The economy of Kazakhstan and bitcoin have more in common than you might think therefore, and oligarchs control both of them. Interestingly, since a crackdown in China last year on bitcoin “mining” (i.e. the pointless expenditure of energy which the cryptocurrency involves in order to generate more of it, so as to maintain the blockchain), Kazakhstan has the second highest share of miners in the world. When the government in Kazakhstan shut down the internet last week, all that capacity vanished, which severely inconvenienced people who were using bitcoin at the time.

It has tended to be believed that bitcoin is used for funding crime or laundering its proceeds, but the analysis from the National Bureau of Economic Research quoted from above, suggests that is not the main use of the cryptocurrency at all. Instead, bitcoin’s primary use is speculating on bitcoin (which slightly reminds me of a survey a few years ago which said the main use of old plastic bags was to hold old plastic bags). 

  • “Our results do not support the idea that the high valuation of cryptocurrencies is based on the demand from illegal transactions. Instead, they suggest that the majority of Bitcoin transactions is linked to speculation,” the report said.

What’s worse? A currency that burns through as much power as Argentina being used by criminals, or by speculators? Neither sound great to me, to be quite honest.


It was fantastic to hear at the end of last year that the court case brought by Roman Abramovich over Catherine Belton’s book Putin’s People has ended, with minimal changes to the book required. Both sides said they were satisfied with the outcome.

  • “In addition to the claim by Mr. Abramovich, Putin’s People and Catherine Belton have been under attack from four other Russian oligarchs and the state-controlled oil giant Rosneft, all with vast resources at their disposal. Each of those claims has been resolved with no damages or costs payable by HarperCollins,” said Belton’s publisher in a statement.
  • “As Mr. Abramovich stated when issuing his claim earlier this year, its sole purpose was to refute the false allegations published regarding his name and have them corrected, including the false statements made about the nature of the purchase and activities of Chelsea Football Club,” said Abramovich.

Another libel case is going ahead, however, and that’s against Carole Cadwalladr, who is being sued by British businessman Arron Banks for comments she made in a TED talk. Several leading free speech organizations have appealed to Banks to drop the case, but he has not done so.

Cadwalladr is crowdfunding to help pay for her defense and, should you think it a cause worthy of your support, the link is here.

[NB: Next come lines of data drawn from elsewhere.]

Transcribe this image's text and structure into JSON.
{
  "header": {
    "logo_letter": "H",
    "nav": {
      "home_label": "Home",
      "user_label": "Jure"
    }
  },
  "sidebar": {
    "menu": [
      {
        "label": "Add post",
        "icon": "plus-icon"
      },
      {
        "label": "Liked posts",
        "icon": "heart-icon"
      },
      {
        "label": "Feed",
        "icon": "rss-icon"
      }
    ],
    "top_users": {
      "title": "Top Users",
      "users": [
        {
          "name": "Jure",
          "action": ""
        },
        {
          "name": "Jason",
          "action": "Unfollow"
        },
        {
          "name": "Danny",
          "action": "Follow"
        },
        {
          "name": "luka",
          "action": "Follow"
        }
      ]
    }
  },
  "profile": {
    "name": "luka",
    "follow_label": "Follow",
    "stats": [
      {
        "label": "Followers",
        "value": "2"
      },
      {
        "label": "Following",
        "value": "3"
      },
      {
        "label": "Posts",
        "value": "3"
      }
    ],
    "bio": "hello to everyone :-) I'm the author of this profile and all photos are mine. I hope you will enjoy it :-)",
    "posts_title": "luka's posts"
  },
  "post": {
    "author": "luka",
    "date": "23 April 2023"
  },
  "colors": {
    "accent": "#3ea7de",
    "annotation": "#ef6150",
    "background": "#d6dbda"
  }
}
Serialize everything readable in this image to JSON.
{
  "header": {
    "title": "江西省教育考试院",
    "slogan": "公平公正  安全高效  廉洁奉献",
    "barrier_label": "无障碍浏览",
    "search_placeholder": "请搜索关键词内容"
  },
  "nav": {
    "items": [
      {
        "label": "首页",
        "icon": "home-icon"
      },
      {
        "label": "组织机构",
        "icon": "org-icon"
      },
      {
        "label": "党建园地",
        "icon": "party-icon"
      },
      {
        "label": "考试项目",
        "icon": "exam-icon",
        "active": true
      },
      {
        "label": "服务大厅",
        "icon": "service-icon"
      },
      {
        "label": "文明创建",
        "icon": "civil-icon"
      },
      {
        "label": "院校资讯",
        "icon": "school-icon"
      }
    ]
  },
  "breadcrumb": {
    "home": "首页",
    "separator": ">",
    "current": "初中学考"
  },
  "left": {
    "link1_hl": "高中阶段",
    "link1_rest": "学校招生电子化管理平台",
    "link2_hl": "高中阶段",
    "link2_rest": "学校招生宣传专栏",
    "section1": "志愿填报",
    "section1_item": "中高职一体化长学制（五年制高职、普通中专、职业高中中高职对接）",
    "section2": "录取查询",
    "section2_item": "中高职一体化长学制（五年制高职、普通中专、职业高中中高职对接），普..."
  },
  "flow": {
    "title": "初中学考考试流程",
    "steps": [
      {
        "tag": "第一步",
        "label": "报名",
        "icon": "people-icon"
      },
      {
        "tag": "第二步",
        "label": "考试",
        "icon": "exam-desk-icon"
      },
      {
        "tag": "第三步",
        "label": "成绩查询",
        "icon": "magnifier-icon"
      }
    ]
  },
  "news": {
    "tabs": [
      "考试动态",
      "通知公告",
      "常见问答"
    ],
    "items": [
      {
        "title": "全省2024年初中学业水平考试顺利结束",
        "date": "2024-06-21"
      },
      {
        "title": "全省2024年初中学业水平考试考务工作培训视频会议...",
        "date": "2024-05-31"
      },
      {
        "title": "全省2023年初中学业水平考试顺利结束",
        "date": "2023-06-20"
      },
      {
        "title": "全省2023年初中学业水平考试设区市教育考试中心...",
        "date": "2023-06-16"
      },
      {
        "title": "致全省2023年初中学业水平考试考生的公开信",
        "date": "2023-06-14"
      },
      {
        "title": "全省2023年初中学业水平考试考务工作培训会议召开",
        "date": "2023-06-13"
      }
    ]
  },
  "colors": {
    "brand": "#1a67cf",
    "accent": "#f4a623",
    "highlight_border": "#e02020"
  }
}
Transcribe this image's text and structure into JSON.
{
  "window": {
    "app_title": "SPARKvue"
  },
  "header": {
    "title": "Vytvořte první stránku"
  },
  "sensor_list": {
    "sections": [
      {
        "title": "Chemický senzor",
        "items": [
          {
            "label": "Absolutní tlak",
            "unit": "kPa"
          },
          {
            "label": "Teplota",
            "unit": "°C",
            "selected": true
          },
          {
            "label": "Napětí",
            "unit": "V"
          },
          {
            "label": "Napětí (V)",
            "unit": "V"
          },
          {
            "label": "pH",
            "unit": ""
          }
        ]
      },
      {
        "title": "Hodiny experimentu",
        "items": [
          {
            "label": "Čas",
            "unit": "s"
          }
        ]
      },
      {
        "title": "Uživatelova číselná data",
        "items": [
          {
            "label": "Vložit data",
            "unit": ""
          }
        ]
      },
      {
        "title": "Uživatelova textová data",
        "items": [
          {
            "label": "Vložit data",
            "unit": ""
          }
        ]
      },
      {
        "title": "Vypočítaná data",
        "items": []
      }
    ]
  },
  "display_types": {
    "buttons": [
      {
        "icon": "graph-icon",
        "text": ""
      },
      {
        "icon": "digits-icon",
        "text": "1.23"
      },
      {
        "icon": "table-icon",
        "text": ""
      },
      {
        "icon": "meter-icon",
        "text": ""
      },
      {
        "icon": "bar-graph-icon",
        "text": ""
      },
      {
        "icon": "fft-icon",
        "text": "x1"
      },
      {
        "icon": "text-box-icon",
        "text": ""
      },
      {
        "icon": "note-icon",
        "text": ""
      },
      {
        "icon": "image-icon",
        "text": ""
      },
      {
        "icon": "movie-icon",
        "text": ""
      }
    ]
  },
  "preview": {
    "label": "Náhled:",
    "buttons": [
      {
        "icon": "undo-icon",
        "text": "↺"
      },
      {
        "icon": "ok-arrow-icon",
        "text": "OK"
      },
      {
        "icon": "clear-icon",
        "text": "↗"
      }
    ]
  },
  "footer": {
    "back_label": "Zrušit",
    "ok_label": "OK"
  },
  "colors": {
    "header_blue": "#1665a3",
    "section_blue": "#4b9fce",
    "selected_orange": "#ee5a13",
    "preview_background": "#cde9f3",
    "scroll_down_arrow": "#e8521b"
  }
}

In the last week or two, I seem mainly to have been reading my next book Butler to the World. I have been in a studio recording the audiobook, and at my desk reading the proofs. You can read it too, though you’ll to wait till it comes out. Sorry about that, though feel free to pre-order it (it’s out in March in the U.K., and June in the U.S.).